The problem: Report how many lines in the records hold the string "true"; give the number and nothing else.

** Opening Dataset entries block **

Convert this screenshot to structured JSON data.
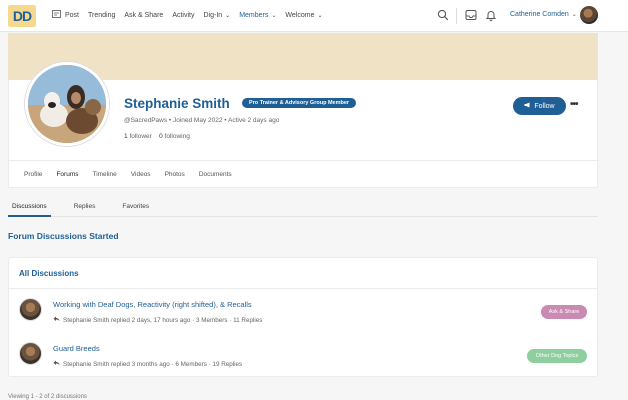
{
  "colors": {
    "brand": "#1f5f96",
    "cover": "#f0e2c4",
    "tag_ask": "#c98ab4",
    "tag_other": "#8fcf9e"
  },
  "logo": {
    "text": "DD"
  },
  "nav": {
    "items": [
      {
        "label": "Post",
        "icon": "post-icon"
      },
      {
        "label": "Trending"
      },
      {
        "label": "Ask & Share"
      },
      {
        "label": "Activity"
      },
      {
        "label": "Dig-In",
        "dropdown": true
      },
      {
        "label": "Members",
        "dropdown": true,
        "active": true
      },
      {
        "label": "Welcome",
        "dropdown": true
      }
    ],
    "icons": [
      "search-icon",
      "inbox-icon",
      "bell-icon"
    ],
    "user": {
      "name": "Catherine Comden"
    }
  },
  "profile": {
    "name": "Stephanie Smith",
    "badge": "Pro Trainer & Advisory Group Member",
    "meta": "@SacredPaws • Joined May 2022 • Active 2 days ago",
    "followers_count": "1",
    "followers_label": "follower",
    "following_count": "0",
    "following_label": "following",
    "follow_label": "Follow",
    "more_label": "•••",
    "tabs": [
      "Profile",
      "Forums",
      "Timeline",
      "Videos",
      "Photos",
      "Documents"
    ],
    "active_tab": "Forums"
  },
  "subtabs": [
    "Discussions",
    "Replies",
    "Favorites"
  ],
  "section_title": "Forum Discussions Started",
  "list": {
    "heading": "All Discussions",
    "rows": [
      {
        "title": "Working with Deaf Dogs, Reactivity (right shifted), & Recalls",
        "meta": "Stephanie Smith replied 2 days, 17 hours ago · 3 Members · 11 Replies",
        "tag": "Ask & Share"
      },
      {
        "title": "Guard Breeds",
        "meta": "Stephanie Smith replied 3 months ago · 6 Members · 19 Replies",
        "tag": "Other Dog Topics"
      }
    ]
  },
  "footer": {
    "text": "Viewing 1 - 2 of 2 discussions"
  }
}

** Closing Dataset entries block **

Response to this task: 4